Today by simply holding a smart device in our hands we have augmented our everyday experiences and it could be argued that the virtual expansion of our actual reach comes as a response to Jameson’s ‘imperative to grow new organs’ -a new perceptual equipment to match these mutated spaces of late capitalism. But to feel lost in the city today does not only have to do with our inability to physically orientate ourselves in a complex urban network. There is a new sense of being lost in space that is associated with our weakness to define our positions between the actual world we physically inhabit and the virtual network we digitally practice.

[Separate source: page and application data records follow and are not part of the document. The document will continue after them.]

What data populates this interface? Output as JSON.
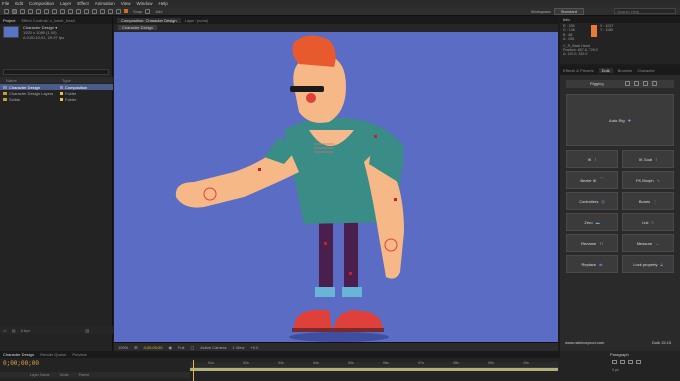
{
  "menu": [
    "File",
    "Edit",
    "Composition",
    "Layer",
    "Effect",
    "Animation",
    "View",
    "Window",
    "Help"
  ],
  "toolbar": {
    "snapping_label": "Snap",
    "add_label": "Add"
  },
  "workspace": {
    "label": "Workspace",
    "value": "Standard"
  },
  "search": {
    "placeholder": "Search Help"
  },
  "project": {
    "tabs": [
      "Project",
      "Effect Controls: c_lower_head"
    ],
    "comp_name": "Character Design ▾",
    "comp_size": "1920 x 1080 (1.00)",
    "comp_duration": "Δ 0;00;10;01, 29.97 fps",
    "columns": [
      "Name",
      "Type"
    ],
    "rows": [
      {
        "name": "Character Design",
        "type": "Composition",
        "icon": "comp",
        "swatch": "#9a8ac8"
      },
      {
        "name": "Character Design Layers",
        "type": "Folder",
        "icon": "folder",
        "swatch": "#e8c04a"
      },
      {
        "name": "Solids",
        "type": "Folder",
        "icon": "folder",
        "swatch": "#e8c04a"
      }
    ],
    "footer": "8 bpc"
  },
  "composition": {
    "tabs": [
      "Composition: Character Design",
      "Layer: (none)"
    ],
    "subtab": "Character Design",
    "viewer": {
      "zoom": "100%",
      "timecode": "0;00;00;00",
      "resolution": "Full",
      "camera": "Active Camera",
      "views": "1 View",
      "offset": "+0.0"
    },
    "bg_color": "#5a6cc4"
  },
  "info": {
    "tab": "Info",
    "rgb": [
      "R : 255",
      "G : 136",
      "B : 88",
      "A : 255"
    ],
    "xy": [
      "X : 1037",
      "Y : 1185"
    ],
    "layer_lines": [
      "C_R_Back Hand",
      "Position: 857.8, 728.0",
      "Δ: 120.0, 152.0"
    ]
  },
  "effects": {
    "tabs": [
      "Effects & Presets",
      "Duik",
      "Brushes",
      "Character"
    ]
  },
  "duik": {
    "section_title": "Rigging",
    "buttons": {
      "autorig": "Auto-Rig",
      "ik": "IK",
      "ik_goal": "IK Goal",
      "bezier_ik": "Bezier IK",
      "fk_morph": "FK Morph",
      "controllers": "Controllers",
      "bones": "Bones",
      "zero": "Zero",
      "list": "List",
      "rename": "Rename",
      "measure": "Measure",
      "replace": "Replace",
      "lock_property": "Lock property"
    },
    "url": "www.rainboxprod.com",
    "version": "Duik 15.15"
  },
  "timeline": {
    "tabs": [
      "Character Design",
      "Render Queue",
      "Preview"
    ],
    "time": "0;00;00;00",
    "ruler": [
      "01s",
      "02s",
      "03s",
      "04s",
      "05s",
      "06s",
      "07s",
      "08s",
      "09s",
      "10s"
    ],
    "layer_columns": [
      "Layer Name",
      "Mode",
      "Parent"
    ]
  },
  "paragraph": {
    "tab": "Paragraph",
    "indent": "0 px"
  }
}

Even though the nature of our cities is transformed into a hybrid, still the urban landscape we inhabit is first and foremost a psychological space that is altered according to each inhabitant’s perception. Space is never absolute but a collection of subjective experiences that are fundamentally affected today by the use of information technologies. Our augmented everyday lives create new perceptions of space that lead to new urban situations. Each inhabitant has the freedom to virtually manipulate his actual experience of the urban environment and has transformed himself into a new social subject that operates in two parallel worlds.

Our augmented bodies that cross traditional borders of materiality, are expanded in multiple dimensions - the movement of the body leaves a trace both in space and time, as well as a trace of information. This multidimensional body is explored as abstract geometry that along with information of space as notation system and geometry of space as point cloud data, create a new space of interaction: Synthetic Space.

This film tries to highlight the way in which our everyday augmented spatial practices blur boundaries between actual cities and virtual networks and attempts to redefine the concept of the city of the 21st century.


Actual geometry of space is explored through its 21st Century representational information- the point cloud data. University of Greenwich provided latest equipment in order to 3D laser scan the areas of interest.

Kevin Lynch’s The Image of the City was used as a guide to cognitively map my experience of Greenwich and abstract actual space to a level of notation.

One of the aims of this project was to explore space and bodies in space through latest technologies and techniques. Inspired by Etienne-Jules Marey’s chronophotographs that captured body movement through time, 3D motion capture techniques were used for this film in order to capture body movement, simulate it in 3D environment and generate abstract geometry.

* This film was developed as part of the MArch course at the University of Greenwich, in Unit 15. Film production was supervised by Nic Clear.

  • Sofia Kanarelli
  • Sofia Kanarelli
  • Project Type:
  • Genres:
    Sci - Fi, Architecture
  • Runtime:
    8 minutes 20 seconds
  • Completion Date:
    May 24, 2017
  • Country of Origin:
    United Kingdom
  • Shooting Format:
  • Aspect Ratio:
  • Film Color:
  • First-time Filmmaker:
  • Student Project:
Director - Sofia Kanarelli